Dataset excerpts:

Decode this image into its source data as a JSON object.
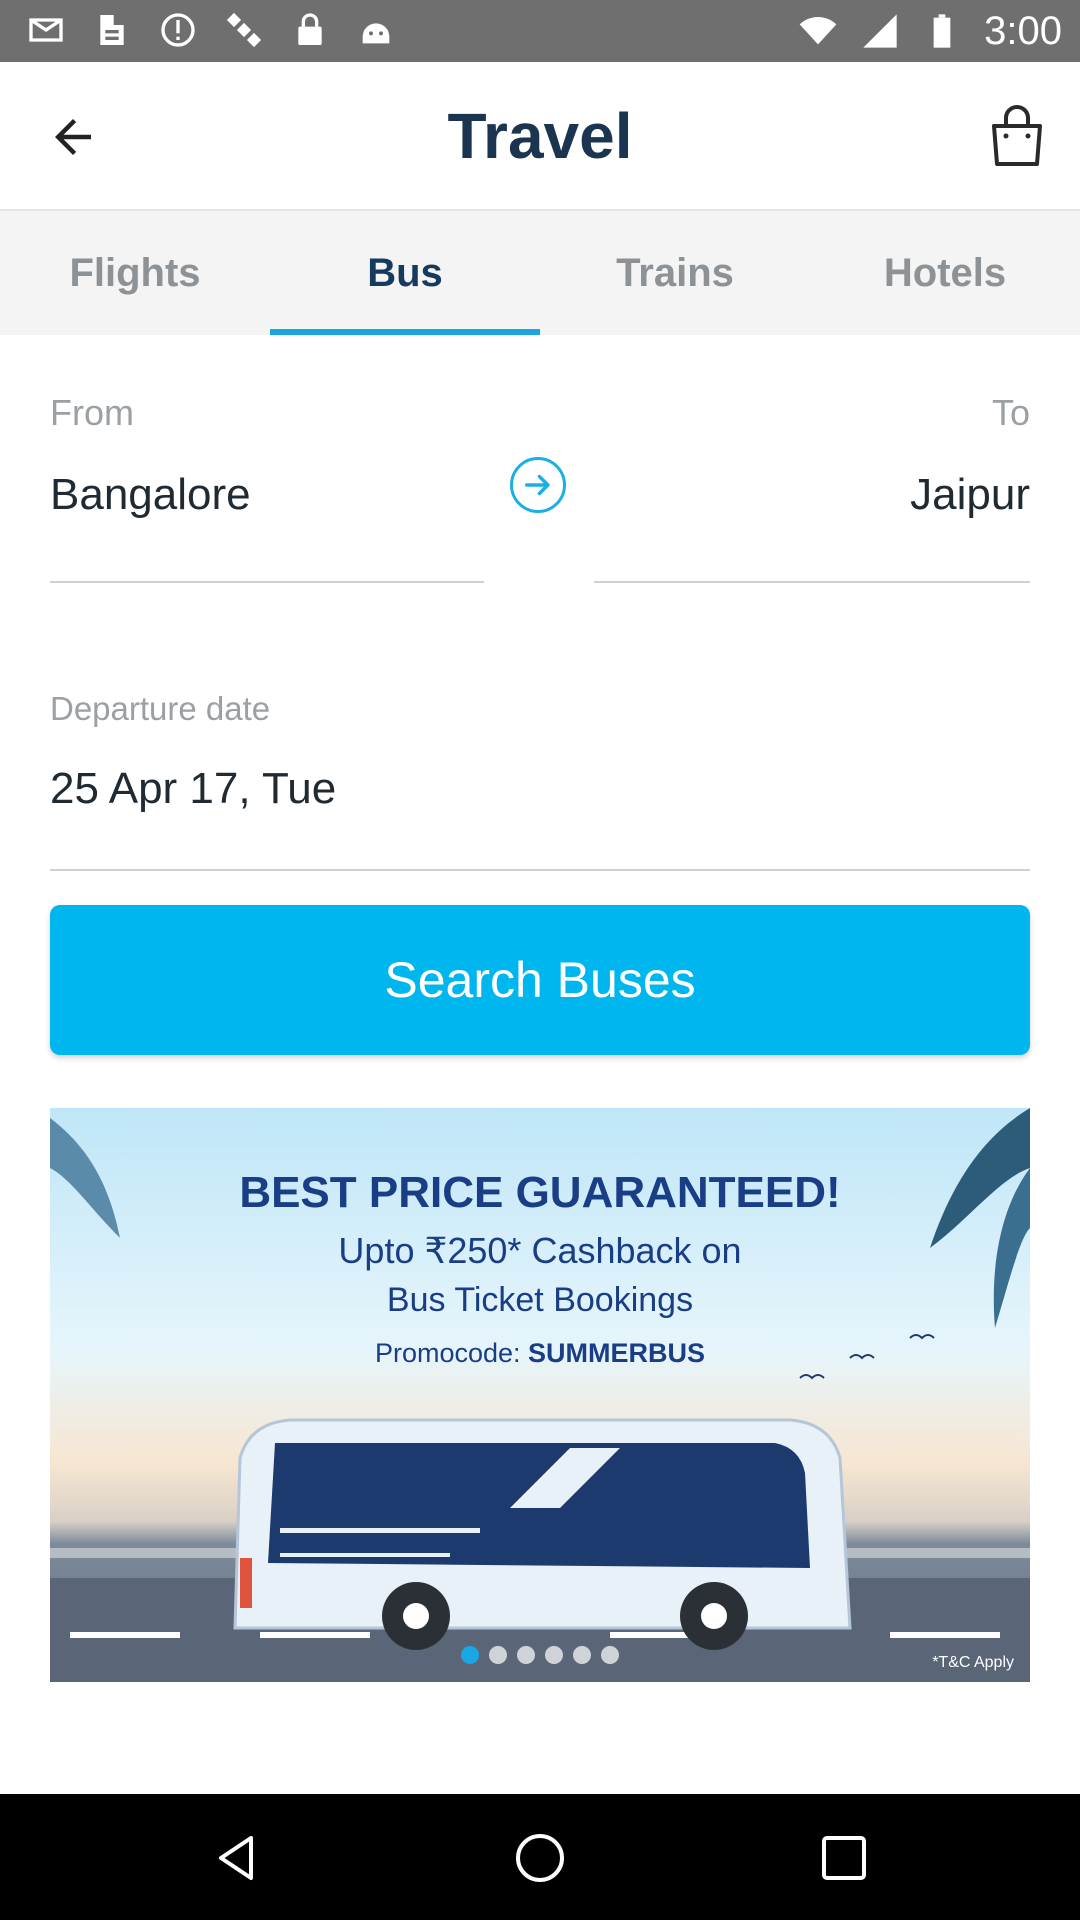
{
  "status_bar": {
    "time": "3:00",
    "left_icons": [
      "mail-icon",
      "fax-icon",
      "alert-circle-icon",
      "satellite-icon",
      "lock-icon",
      "android-icon"
    ],
    "right_icons": [
      "wifi-icon",
      "signal-icon",
      "battery-icon"
    ]
  },
  "app_bar": {
    "title": "Travel",
    "back_icon": "back-arrow-icon",
    "cart_icon": "shopping-bag-icon"
  },
  "tabs": [
    {
      "label": "Flights",
      "active": false
    },
    {
      "label": "Bus",
      "active": true
    },
    {
      "label": "Trains",
      "active": false
    },
    {
      "label": "Hotels",
      "active": false
    }
  ],
  "form": {
    "from_label": "From",
    "from_value": "Bangalore",
    "to_label": "To",
    "to_value": "Jaipur",
    "swap_icon": "arrow-right-circle-icon",
    "date_label": "Departure date",
    "date_value": "25 Apr 17, Tue",
    "search_button": "Search Buses"
  },
  "banner": {
    "headline": "BEST PRICE GUARANTEED!",
    "line2": "Upto ₹250* Cashback on",
    "line3": "Bus Ticket Bookings",
    "promo_label": "Promocode:",
    "promo_code": "SUMMERBUS",
    "tnc": "*T&C Apply",
    "page_count": 6,
    "active_page": 1
  },
  "nav_bar": {
    "icons": [
      "back-triangle-icon",
      "home-circle-icon",
      "recents-square-icon"
    ]
  },
  "colors": {
    "accent": "#00b6ef",
    "tab_indicator": "#1aa4e0",
    "title": "#1b3551",
    "status_bar": "#6f6f6f"
  }
}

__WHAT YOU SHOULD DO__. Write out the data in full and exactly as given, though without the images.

__TASK RESPONSE__.
Decode this image into its source data as a JSON object.
{
  "status_bar": {
    "time": "3:00",
    "left_icons": [
      "mail-icon",
      "fax-icon",
      "alert-circle-icon",
      "satellite-icon",
      "lock-icon",
      "android-icon"
    ],
    "right_icons": [
      "wifi-icon",
      "signal-icon",
      "battery-icon"
    ]
  },
  "app_bar": {
    "title": "Travel",
    "back_icon": "back-arrow-icon",
    "cart_icon": "shopping-bag-icon"
  },
  "tabs": [
    {
      "label": "Flights",
      "active": false
    },
    {
      "label": "Bus",
      "active": true
    },
    {
      "label": "Trains",
      "active": false
    },
    {
      "label": "Hotels",
      "active": false
    }
  ],
  "form": {
    "from_label": "From",
    "from_value": "Bangalore",
    "to_label": "To",
    "to_value": "Jaipur",
    "swap_icon": "arrow-right-circle-icon",
    "date_label": "Departure date",
    "date_value": "25 Apr 17, Tue",
    "search_button": "Search Buses"
  },
  "banner": {
    "headline": "BEST PRICE GUARANTEED!",
    "line2": "Upto ₹250* Cashback on",
    "line3": "Bus Ticket Bookings",
    "promo_label": "Promocode:",
    "promo_code": "SUMMERBUS",
    "tnc": "*T&C Apply",
    "page_count": 6,
    "active_page": 1
  },
  "nav_bar": {
    "icons": [
      "back-triangle-icon",
      "home-circle-icon",
      "recents-square-icon"
    ]
  },
  "colors": {
    "accent": "#00b6ef",
    "tab_indicator": "#1aa4e0",
    "title": "#1b3551",
    "status_bar": "#6f6f6f"
  }
}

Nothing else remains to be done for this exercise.